BEST DRAMATIC PRESENTATION, LONG FORM

Good Omens, written by Neil Gaiman, directed by Douglas Mackinnon (Amazon Studios/BBC Studios/Narrativia/The Blank Corporation)

Congratulations to all of the winners!

BEST NOVEL – A Memory Called Empire, by Arkady Martine (Tor; Tor UK)

BEST NOVELLA – This Is How You Lose the Time War, by Amal El-Mohtar and Max Gladstone (Saga Press; Jo Fletcher Books)

BEST NOVELETTE – Emergency Skin, by N.K. Jemisin (Forward Collection (Amazon))

BEST SHORT STORY – “As the Last I May Know”, by S.L. Huang (Tor.com, 23 October 2019)

BEST SERIES – The Expanse, by James S. A. Corey (Orbit US; Orbit UK)

BEST RELATED WORK – “2019 John W. Campbell Award Acceptance Speech”, by Jeannette Ng

BEST GRAPHIC STORY OR COMIC – LaGuardia, written by Nnedi Okorafor, art by Tana Ford, colours by James Devlin (Berger Books; Dark Horse)

BEST DRAMATIC PRESENTATION, LONG FORM – Good Omens, written by Neil Gaiman, directed by Douglas Mackinnon (Amazon Studios/BBC Studios/Narrativia/The Blank Corporation)
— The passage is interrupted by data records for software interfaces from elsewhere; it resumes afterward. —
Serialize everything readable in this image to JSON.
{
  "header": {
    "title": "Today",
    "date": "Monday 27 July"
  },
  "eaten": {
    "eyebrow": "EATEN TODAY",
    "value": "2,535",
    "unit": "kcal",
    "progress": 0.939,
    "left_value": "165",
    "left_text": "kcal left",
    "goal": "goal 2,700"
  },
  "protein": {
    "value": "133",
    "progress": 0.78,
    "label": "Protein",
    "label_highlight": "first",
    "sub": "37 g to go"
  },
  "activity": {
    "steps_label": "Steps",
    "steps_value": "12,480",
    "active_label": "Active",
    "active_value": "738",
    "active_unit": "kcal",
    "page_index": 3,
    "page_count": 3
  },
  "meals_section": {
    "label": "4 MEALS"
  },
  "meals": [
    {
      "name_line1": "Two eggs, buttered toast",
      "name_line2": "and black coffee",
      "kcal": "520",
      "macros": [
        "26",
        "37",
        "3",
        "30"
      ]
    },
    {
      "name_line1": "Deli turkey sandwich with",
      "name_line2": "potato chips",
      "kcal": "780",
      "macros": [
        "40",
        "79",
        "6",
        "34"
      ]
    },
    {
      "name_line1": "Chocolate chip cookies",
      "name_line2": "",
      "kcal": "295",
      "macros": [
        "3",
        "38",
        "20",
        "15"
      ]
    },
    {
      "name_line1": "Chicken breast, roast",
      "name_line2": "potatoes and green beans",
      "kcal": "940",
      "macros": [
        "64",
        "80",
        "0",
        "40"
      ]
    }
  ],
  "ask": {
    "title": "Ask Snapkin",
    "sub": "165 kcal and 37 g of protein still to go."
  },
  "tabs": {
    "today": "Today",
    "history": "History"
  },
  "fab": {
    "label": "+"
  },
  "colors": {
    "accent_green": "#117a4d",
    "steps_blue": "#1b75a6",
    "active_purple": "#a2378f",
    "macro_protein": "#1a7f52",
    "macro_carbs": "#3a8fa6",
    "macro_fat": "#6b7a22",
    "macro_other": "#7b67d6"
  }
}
BEST DRAMATIC PRESENTATION, SHORT FORM – The Good Place: “The Answer”, written by Daniel Schofield, directed by Valeria Migliassi Collins (Fremulon/3 Arts Entertainment/Universal Television)

BEST EDITOR, SHORT FORM – Ellen Datlow

BEST EDITOR, LONG FORM – Navah Wolfe

BEST PROFESSIONAL ARTIST – John Picacio

BEST SEMIPROZINE – Uncanny Magazine, editors-in-chief Lynne M. Thomas and Michael Damian Thomas, nonfiction/managing editor Michi Trota, managing editor Chimedum Ohaegbu, podcast producers Erika Ensign and Steven Schapansky

BEST FANZINE – The Book Smugglers, editors Ana Grilo and Thea James

BEST FANCAST – Our Opinions Are Correct, presented by Annalee Newitz and Charlie Jane Anders

BEST FAN WRITER – Bogi Takács

BEST FAN ARTIST – Elise Matthesen

LODESTAR AWARD FOR BEST YOUNG ADULT BOOK (Not a Hugo Award, but administered alongside the Hugo Awards) – Catfishing on CatNet, by Naomi Kritzer (Tor Teen)

ASTOUNDING AWARD FOR BEST NEW WRITER, sponsored by Dell Magazines (Not a Hugo Award, but administered alongside the Hugo Awards) – R.F. Kuang (2nd year of eligibility)